Exercise aim: I'd like the entries reproduced exactly, with all pictures omitted.

Recorded data:
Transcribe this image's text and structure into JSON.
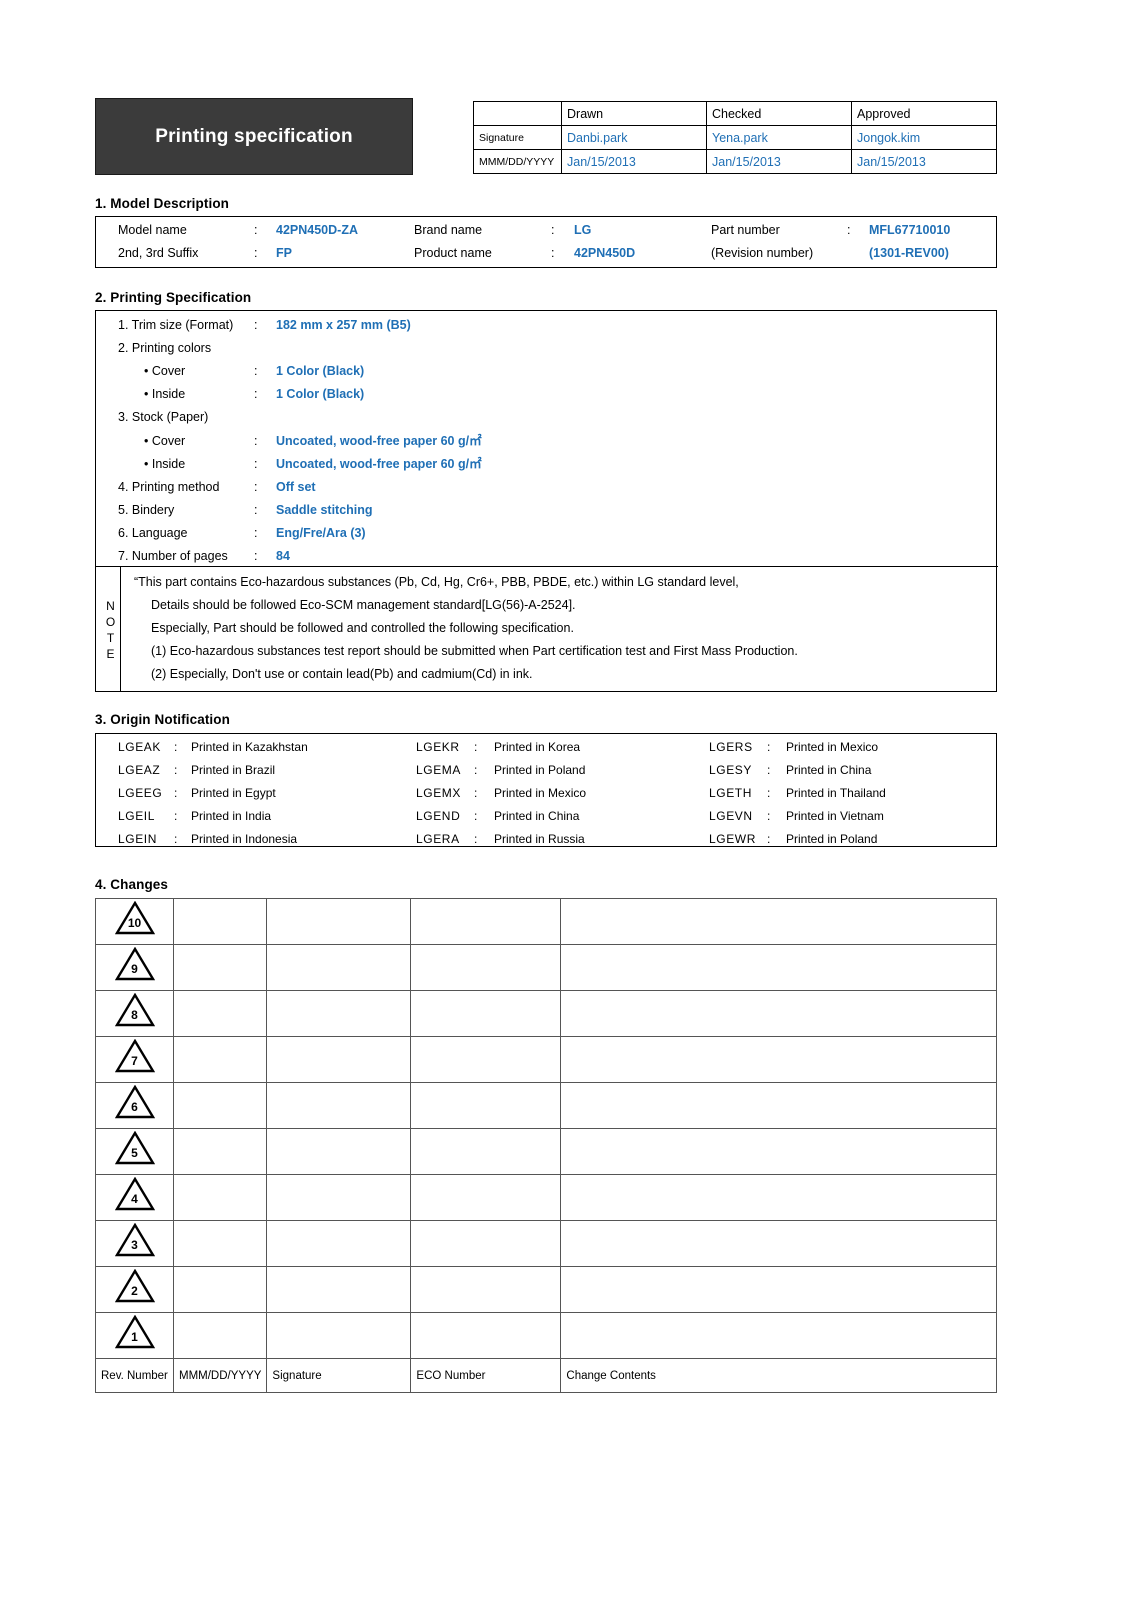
{
  "title": "Printing specification",
  "approval": {
    "columns": [
      "Drawn",
      "Checked",
      "Approved"
    ],
    "row_labels": [
      "Signature",
      "MMM/DD/YYYY"
    ],
    "signatures": [
      "Danbi.park",
      "Yena.park",
      "Jongok.kim"
    ],
    "dates": [
      "Jan/15/2013",
      "Jan/15/2013",
      "Jan/15/2013"
    ]
  },
  "sections": {
    "model": "1. Model Description",
    "printing": "2. Printing Specification",
    "origin": "3. Origin Notification",
    "changes": "4. Changes"
  },
  "model": {
    "rows": [
      [
        {
          "label": "Model name",
          "colon": ":",
          "value": "42PN450D-ZA"
        },
        {
          "label": "Brand name",
          "colon": ":",
          "value": "LG"
        },
        {
          "label": "Part number",
          "colon": ":",
          "value": "MFL67710010"
        }
      ],
      [
        {
          "label": "2nd, 3rd Suffix",
          "colon": ":",
          "value": "FP"
        },
        {
          "label": "Product name",
          "colon": ":",
          "value": "42PN450D"
        },
        {
          "label": "(Revision number)",
          "colon": "",
          "value": "(1301-REV00)"
        }
      ]
    ]
  },
  "printing": {
    "items": [
      {
        "label": "1. Trim size (Format)",
        "indent": false,
        "colon": ":",
        "value": "182 mm x 257 mm (B5)"
      },
      {
        "label": "2. Printing colors",
        "indent": false,
        "colon": "",
        "value": ""
      },
      {
        "label": "• Cover",
        "indent": true,
        "colon": ":",
        "value": "1 Color (Black)"
      },
      {
        "label": "• Inside",
        "indent": true,
        "colon": ":",
        "value": "1 Color (Black)"
      },
      {
        "label": "3. Stock (Paper)",
        "indent": false,
        "colon": "",
        "value": ""
      },
      {
        "label": "• Cover",
        "indent": true,
        "colon": ":",
        "value": "Uncoated, wood-free paper 60 g/㎡"
      },
      {
        "label": "• Inside",
        "indent": true,
        "colon": ":",
        "value": "Uncoated, wood-free paper 60 g/㎡"
      },
      {
        "label": "4. Printing method",
        "indent": false,
        "colon": ":",
        "value": "Off set"
      },
      {
        "label": "5. Bindery",
        "indent": false,
        "colon": ":",
        "value": "Saddle stitching"
      },
      {
        "label": "6. Language",
        "indent": false,
        "colon": ":",
        "value": "Eng/Fre/Ara (3)"
      },
      {
        "label": "7. Number of pages",
        "indent": false,
        "colon": ":",
        "value": "84"
      }
    ],
    "note_label": "NOTE",
    "note_lines": [
      "“This part contains Eco-hazardous substances (Pb, Cd, Hg, Cr6+, PBB, PBDE, etc.) within LG standard level,",
      "Details should be followed Eco-SCM management standard[LG(56)-A-2524].",
      "Especially, Part should be followed and controlled the following specification.",
      "(1) Eco-hazardous substances test report should be submitted when Part certification test and First Mass Production.",
      "(2) Especially, Don't use or contain lead(Pb) and cadmium(Cd) in ink."
    ]
  },
  "origin": {
    "columns": [
      [
        {
          "code": "LGEAK",
          "colon": ":",
          "name": "Printed in Kazakhstan"
        },
        {
          "code": "LGEAZ",
          "colon": ":",
          "name": "Printed in Brazil"
        },
        {
          "code": "LGEEG",
          "colon": ":",
          "name": "Printed in Egypt"
        },
        {
          "code": "LGEIL",
          "colon": ":",
          "name": "Printed in India"
        },
        {
          "code": "LGEIN",
          "colon": ":",
          "name": "Printed in Indonesia"
        }
      ],
      [
        {
          "code": "LGEKR",
          "colon": ":",
          "name": "Printed in Korea"
        },
        {
          "code": "LGEMA",
          "colon": ":",
          "name": "Printed in Poland"
        },
        {
          "code": "LGEMX",
          "colon": ":",
          "name": "Printed in Mexico"
        },
        {
          "code": "LGEND",
          "colon": ":",
          "name": "Printed in China"
        },
        {
          "code": "LGERA",
          "colon": ":",
          "name": "Printed in Russia"
        }
      ],
      [
        {
          "code": "LGERS",
          "colon": ":",
          "name": "Printed in Mexico"
        },
        {
          "code": "LGESY",
          "colon": ":",
          "name": "Printed in China"
        },
        {
          "code": "LGETH",
          "colon": ":",
          "name": "Printed in Thailand"
        },
        {
          "code": "LGEVN",
          "colon": ":",
          "name": "Printed in Vietnam"
        },
        {
          "code": "LGEWR",
          "colon": ":",
          "name": "Printed in Poland"
        }
      ]
    ]
  },
  "changes": {
    "rev_numbers": [
      "10",
      "9",
      "8",
      "7",
      "6",
      "5",
      "4",
      "3",
      "2",
      "1"
    ],
    "rows": [
      {
        "date": "",
        "signature": "",
        "eco": "",
        "contents": ""
      },
      {
        "date": "",
        "signature": "",
        "eco": "",
        "contents": ""
      },
      {
        "date": "",
        "signature": "",
        "eco": "",
        "contents": ""
      },
      {
        "date": "",
        "signature": "",
        "eco": "",
        "contents": ""
      },
      {
        "date": "",
        "signature": "",
        "eco": "",
        "contents": ""
      },
      {
        "date": "",
        "signature": "",
        "eco": "",
        "contents": ""
      },
      {
        "date": "",
        "signature": "",
        "eco": "",
        "contents": ""
      },
      {
        "date": "",
        "signature": "",
        "eco": "",
        "contents": ""
      },
      {
        "date": "",
        "signature": "",
        "eco": "",
        "contents": ""
      },
      {
        "date": "",
        "signature": "",
        "eco": "",
        "contents": ""
      }
    ],
    "footer": [
      "Rev. Number",
      "MMM/DD/YYYY",
      "Signature",
      "ECO Number",
      "Change Contents"
    ]
  },
  "colors": {
    "value_blue": "#1f6fb5",
    "banner_bg": "#3b3b3b",
    "banner_text": "#ffffff"
  }
}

Result for this exercise:
Transcribe this image's text and structure into JSON.
{
  "title": "Printing specification",
  "approval": {
    "columns": [
      "Drawn",
      "Checked",
      "Approved"
    ],
    "row_labels": [
      "Signature",
      "MMM/DD/YYYY"
    ],
    "signatures": [
      "Danbi.park",
      "Yena.park",
      "Jongok.kim"
    ],
    "dates": [
      "Jan/15/2013",
      "Jan/15/2013",
      "Jan/15/2013"
    ]
  },
  "sections": {
    "model": "1. Model Description",
    "printing": "2. Printing Specification",
    "origin": "3. Origin Notification",
    "changes": "4. Changes"
  },
  "model": {
    "rows": [
      [
        {
          "label": "Model name",
          "colon": ":",
          "value": "42PN450D-ZA"
        },
        {
          "label": "Brand name",
          "colon": ":",
          "value": "LG"
        },
        {
          "label": "Part number",
          "colon": ":",
          "value": "MFL67710010"
        }
      ],
      [
        {
          "label": "2nd, 3rd Suffix",
          "colon": ":",
          "value": "FP"
        },
        {
          "label": "Product name",
          "colon": ":",
          "value": "42PN450D"
        },
        {
          "label": "(Revision number)",
          "colon": "",
          "value": "(1301-REV00)"
        }
      ]
    ]
  },
  "printing": {
    "items": [
      {
        "label": "1. Trim size (Format)",
        "indent": false,
        "colon": ":",
        "value": "182 mm x 257 mm (B5)"
      },
      {
        "label": "2. Printing colors",
        "indent": false,
        "colon": "",
        "value": ""
      },
      {
        "label": "• Cover",
        "indent": true,
        "colon": ":",
        "value": "1 Color (Black)"
      },
      {
        "label": "• Inside",
        "indent": true,
        "colon": ":",
        "value": "1 Color (Black)"
      },
      {
        "label": "3. Stock (Paper)",
        "indent": false,
        "colon": "",
        "value": ""
      },
      {
        "label": "• Cover",
        "indent": true,
        "colon": ":",
        "value": "Uncoated, wood-free paper 60 g/㎡"
      },
      {
        "label": "• Inside",
        "indent": true,
        "colon": ":",
        "value": "Uncoated, wood-free paper 60 g/㎡"
      },
      {
        "label": "4. Printing method",
        "indent": false,
        "colon": ":",
        "value": "Off set"
      },
      {
        "label": "5. Bindery",
        "indent": false,
        "colon": ":",
        "value": "Saddle stitching"
      },
      {
        "label": "6. Language",
        "indent": false,
        "colon": ":",
        "value": "Eng/Fre/Ara (3)"
      },
      {
        "label": "7. Number of pages",
        "indent": false,
        "colon": ":",
        "value": "84"
      }
    ],
    "note_label": "NOTE",
    "note_lines": [
      "“This part contains Eco-hazardous substances (Pb, Cd, Hg, Cr6+, PBB, PBDE, etc.) within LG standard level,",
      "Details should be followed Eco-SCM management standard[LG(56)-A-2524].",
      "Especially, Part should be followed and controlled the following specification.",
      "(1) Eco-hazardous substances test report should be submitted when Part certification test and First Mass Production.",
      "(2) Especially, Don't use or contain lead(Pb) and cadmium(Cd) in ink."
    ]
  },
  "origin": {
    "columns": [
      [
        {
          "code": "LGEAK",
          "colon": ":",
          "name": "Printed in Kazakhstan"
        },
        {
          "code": "LGEAZ",
          "colon": ":",
          "name": "Printed in Brazil"
        },
        {
          "code": "LGEEG",
          "colon": ":",
          "name": "Printed in Egypt"
        },
        {
          "code": "LGEIL",
          "colon": ":",
          "name": "Printed in India"
        },
        {
          "code": "LGEIN",
          "colon": ":",
          "name": "Printed in Indonesia"
        }
      ],
      [
        {
          "code": "LGEKR",
          "colon": ":",
          "name": "Printed in Korea"
        },
        {
          "code": "LGEMA",
          "colon": ":",
          "name": "Printed in Poland"
        },
        {
          "code": "LGEMX",
          "colon": ":",
          "name": "Printed in Mexico"
        },
        {
          "code": "LGEND",
          "colon": ":",
          "name": "Printed in China"
        },
        {
          "code": "LGERA",
          "colon": ":",
          "name": "Printed in Russia"
        }
      ],
      [
        {
          "code": "LGERS",
          "colon": ":",
          "name": "Printed in Mexico"
        },
        {
          "code": "LGESY",
          "colon": ":",
          "name": "Printed in China"
        },
        {
          "code": "LGETH",
          "colon": ":",
          "name": "Printed in Thailand"
        },
        {
          "code": "LGEVN",
          "colon": ":",
          "name": "Printed in Vietnam"
        },
        {
          "code": "LGEWR",
          "colon": ":",
          "name": "Printed in Poland"
        }
      ]
    ]
  },
  "changes": {
    "rev_numbers": [
      "10",
      "9",
      "8",
      "7",
      "6",
      "5",
      "4",
      "3",
      "2",
      "1"
    ],
    "rows": [
      {
        "date": "",
        "signature": "",
        "eco": "",
        "contents": ""
      },
      {
        "date": "",
        "signature": "",
        "eco": "",
        "contents": ""
      },
      {
        "date": "",
        "signature": "",
        "eco": "",
        "contents": ""
      },
      {
        "date": "",
        "signature": "",
        "eco": "",
        "contents": ""
      },
      {
        "date": "",
        "signature": "",
        "eco": "",
        "contents": ""
      },
      {
        "date": "",
        "signature": "",
        "eco": "",
        "contents": ""
      },
      {
        "date": "",
        "signature": "",
        "eco": "",
        "contents": ""
      },
      {
        "date": "",
        "signature": "",
        "eco": "",
        "contents": ""
      },
      {
        "date": "",
        "signature": "",
        "eco": "",
        "contents": ""
      },
      {
        "date": "",
        "signature": "",
        "eco": "",
        "contents": ""
      }
    ],
    "footer": [
      "Rev. Number",
      "MMM/DD/YYYY",
      "Signature",
      "ECO Number",
      "Change Contents"
    ]
  },
  "colors": {
    "value_blue": "#1f6fb5",
    "banner_bg": "#3b3b3b",
    "banner_text": "#ffffff"
  }
}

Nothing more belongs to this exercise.